§ **Records shown**:
★ ★ ★ ★ ★ ★ ★
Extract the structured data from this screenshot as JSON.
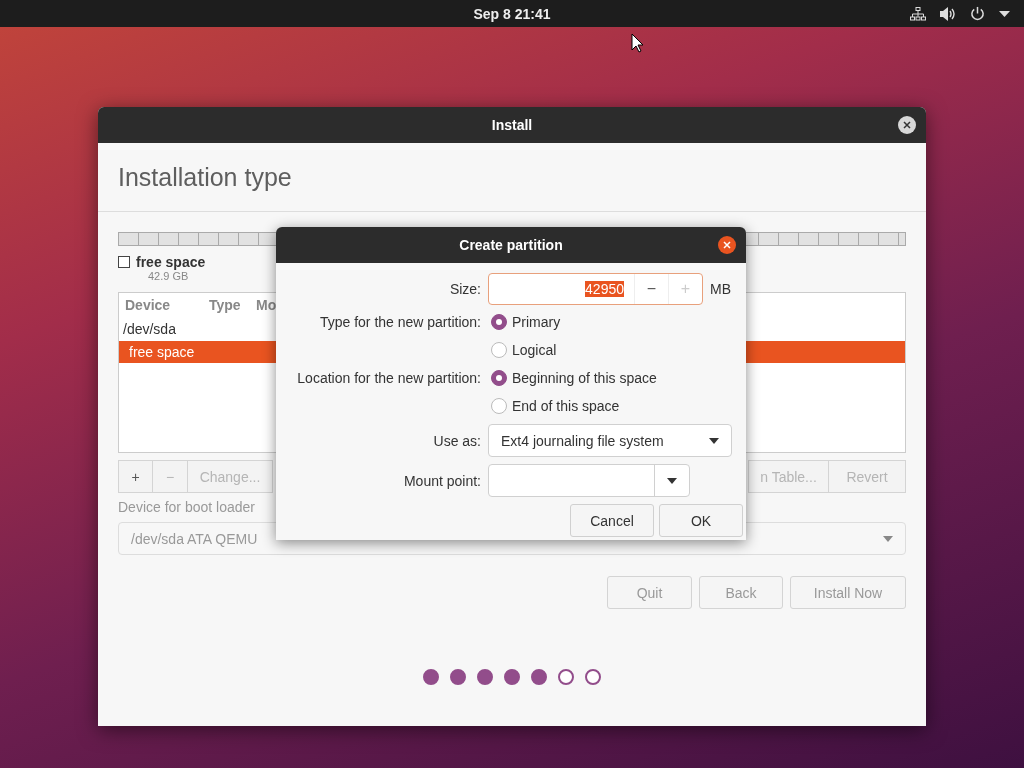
{
  "top_bar": {
    "clock": "Sep 8  21:41"
  },
  "install_window": {
    "title": "Install",
    "heading": "Installation type",
    "legend": {
      "label": "free space",
      "size": "42.9 GB"
    },
    "table": {
      "columns": [
        "Device",
        "Type",
        "Mo"
      ],
      "rows": [
        {
          "device": "/dev/sda",
          "selected": false,
          "children": [
            {
              "device": "free space",
              "selected": true
            }
          ]
        }
      ]
    },
    "partition_buttons": [
      {
        "label": "+",
        "disabled": false
      },
      {
        "label": "−",
        "disabled": true
      },
      {
        "label": "Change...",
        "disabled": true
      },
      {
        "label": "n Table...",
        "disabled": true
      },
      {
        "label": "Revert",
        "disabled": true
      }
    ],
    "boot_loader_label": "Device for boot loader",
    "boot_loader_device": "/dev/sda ATA QEMU",
    "buttons": [
      {
        "label": "Quit",
        "disabled": true
      },
      {
        "label": "Back",
        "disabled": true
      },
      {
        "label": "Install Now",
        "disabled": true
      }
    ],
    "steps": [
      {
        "done": true
      },
      {
        "done": true
      },
      {
        "done": true
      },
      {
        "done": true
      },
      {
        "done": true
      },
      {
        "done": false
      },
      {
        "done": false
      }
    ]
  },
  "dialog": {
    "title": "Create partition",
    "size": {
      "label": "Size:",
      "value": "42950",
      "minus": "−",
      "plus": "+",
      "plus_disabled": true,
      "unit": "MB"
    },
    "groups": [
      {
        "label": "Type for the new partition:",
        "options": [
          {
            "label": "Primary",
            "selected": true
          },
          {
            "label": "Logical",
            "selected": false
          }
        ]
      },
      {
        "label": "Location for the new partition:",
        "options": [
          {
            "label": "Beginning of this space",
            "selected": true
          },
          {
            "label": "End of this space",
            "selected": false
          }
        ]
      }
    ],
    "use_as": {
      "label": "Use as:",
      "value": "Ext4 journaling file system"
    },
    "mount_point": {
      "label": "Mount point:"
    },
    "buttons": [
      "Cancel",
      "OK"
    ]
  }
}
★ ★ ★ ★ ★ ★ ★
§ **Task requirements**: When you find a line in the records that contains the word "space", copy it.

§ **Exercise solution**:
      "label": "free space",
              "device": "free space",
            "label": "Beginning of this space",
            "label": "End of this space",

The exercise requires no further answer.